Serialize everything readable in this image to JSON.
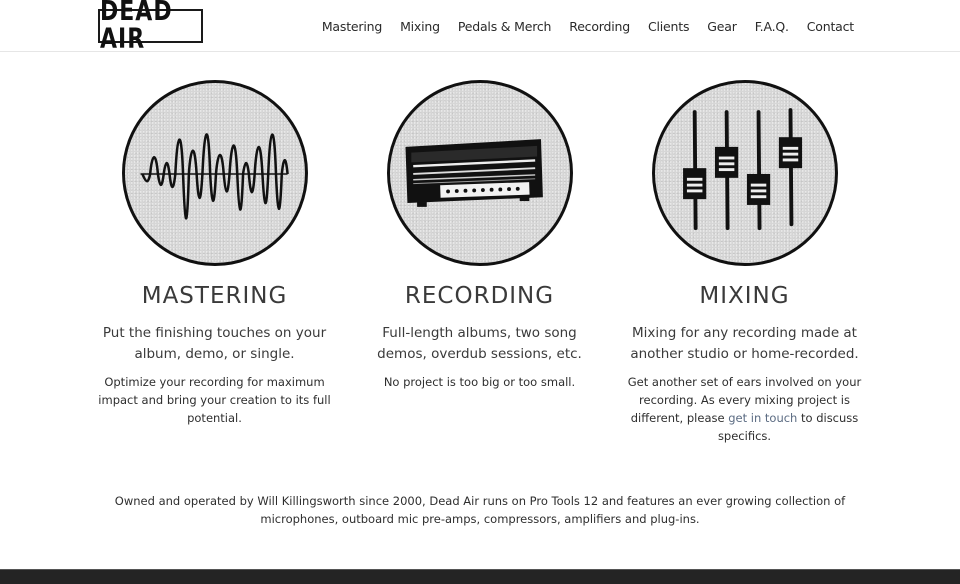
{
  "brand": {
    "logo_text": "DEAD AIR"
  },
  "nav": {
    "items": [
      {
        "label": "Mastering"
      },
      {
        "label": "Mixing"
      },
      {
        "label": "Pedals & Merch"
      },
      {
        "label": "Recording"
      },
      {
        "label": "Clients"
      },
      {
        "label": "Gear"
      },
      {
        "label": "F.A.Q."
      },
      {
        "label": "Contact"
      }
    ]
  },
  "services": [
    {
      "icon": "waveform-icon",
      "title": "MASTERING",
      "subtitle": "Put the finishing touches on your album, demo, or single.",
      "description": "Optimize your recording for maximum impact and bring your creation to its full potential."
    },
    {
      "icon": "amplifier-head-icon",
      "title": "RECORDING",
      "subtitle": "Full-length albums, two song demos, overdub sessions, etc.",
      "description": "No project is too big or too small."
    },
    {
      "icon": "mixer-faders-icon",
      "title": "MIXING",
      "subtitle": "Mixing for any recording made at another studio or home-recorded.",
      "description_before": "Get another set of ears involved on your recording. As every mixing project is different, please ",
      "link_text": "get in touch",
      "description_after": " to discuss specifics."
    }
  ],
  "about": {
    "text": "Owned and operated by Will Killingsworth since 2000, Dead Air runs on Pro Tools 12 and features an ever growing collection of microphones, outboard mic pre-amps, compressors, amplifiers and plug-ins."
  },
  "colors": {
    "link": "#5b6b82",
    "footer": "#242424",
    "text": "#333333"
  }
}
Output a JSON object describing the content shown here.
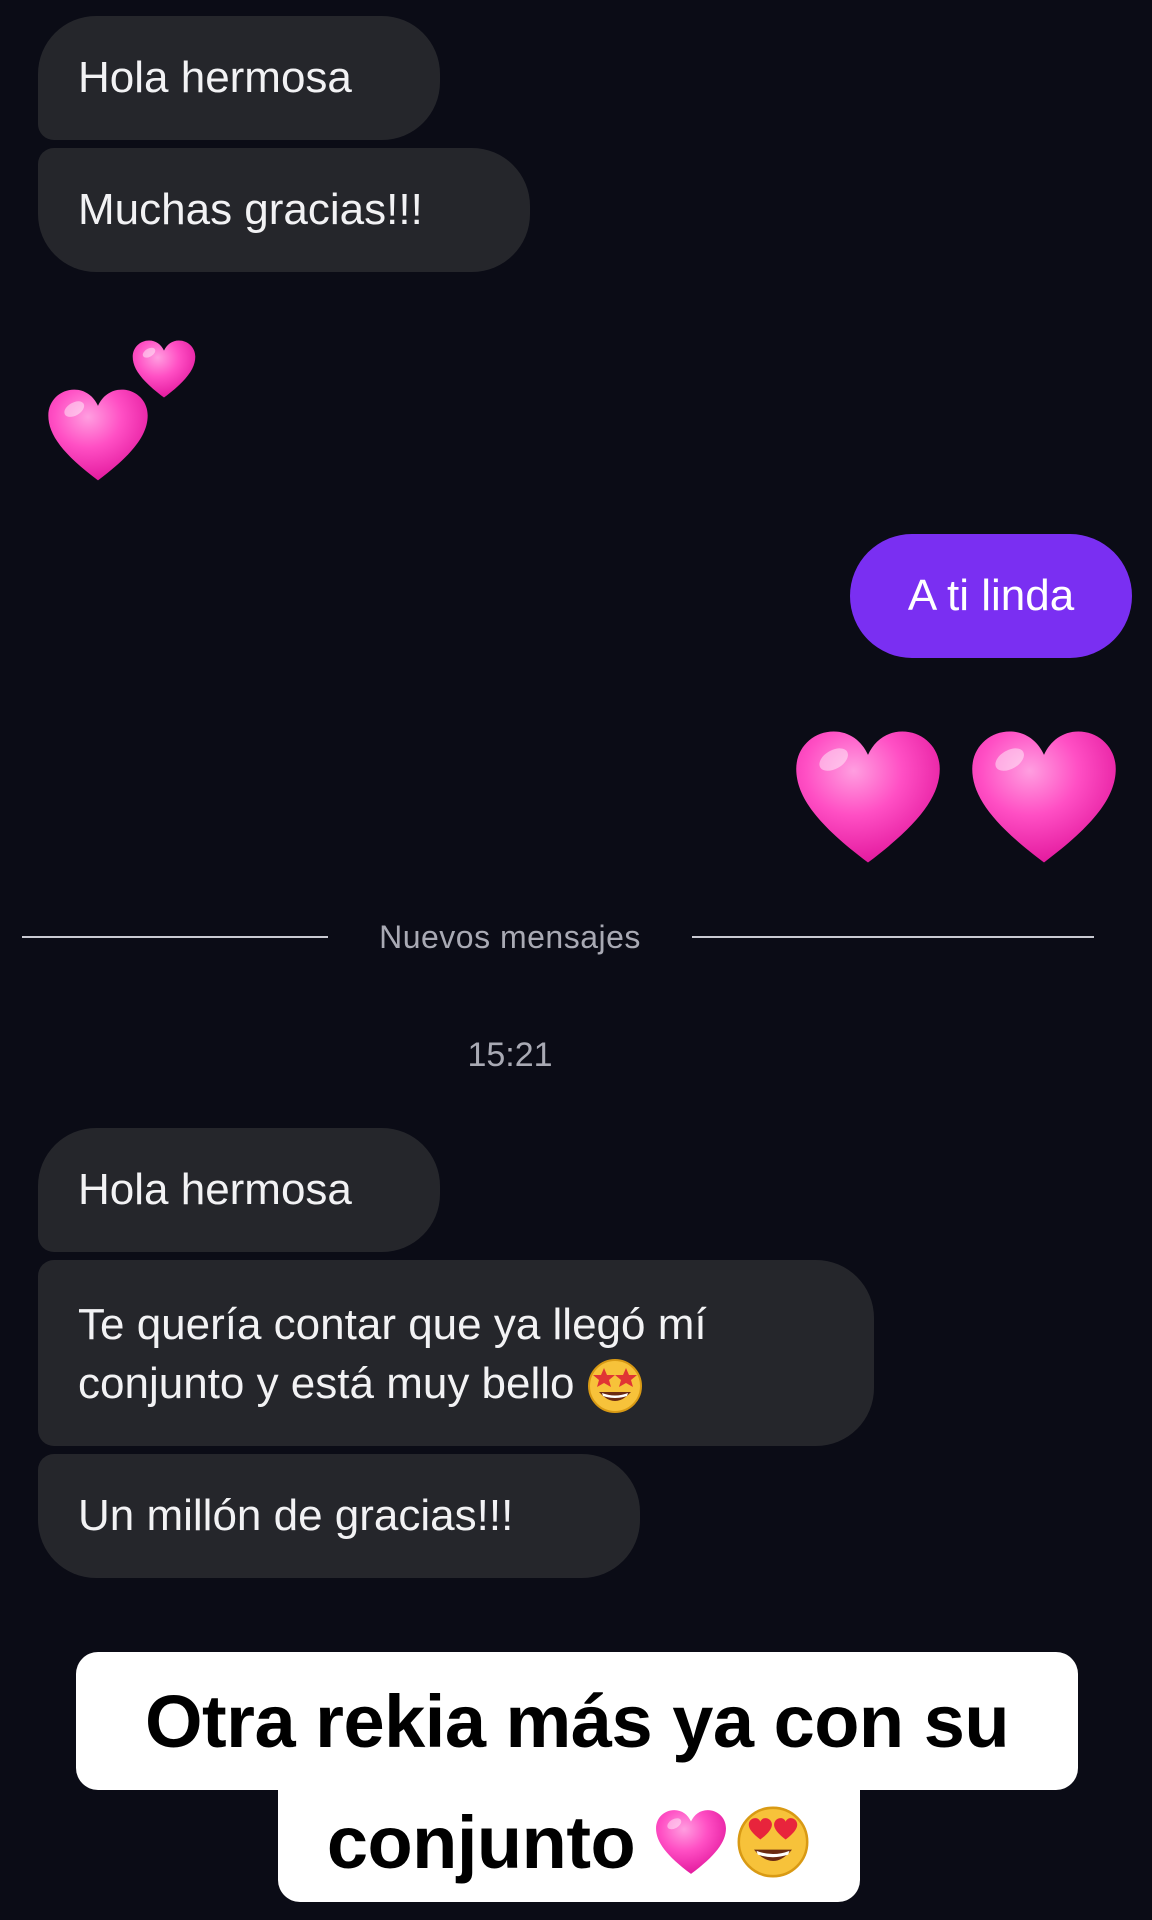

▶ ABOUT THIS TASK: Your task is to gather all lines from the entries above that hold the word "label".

▶ RESULT FOR THIS TASK:
        "label": "Mastering"
        "label": "Mixing"
        "label": "Pedals & Merch"
        "label": "Recording"
        "label": "Clients"
        "label": "Gear"
        "label": "F.A.Q."
        "label": "Contact"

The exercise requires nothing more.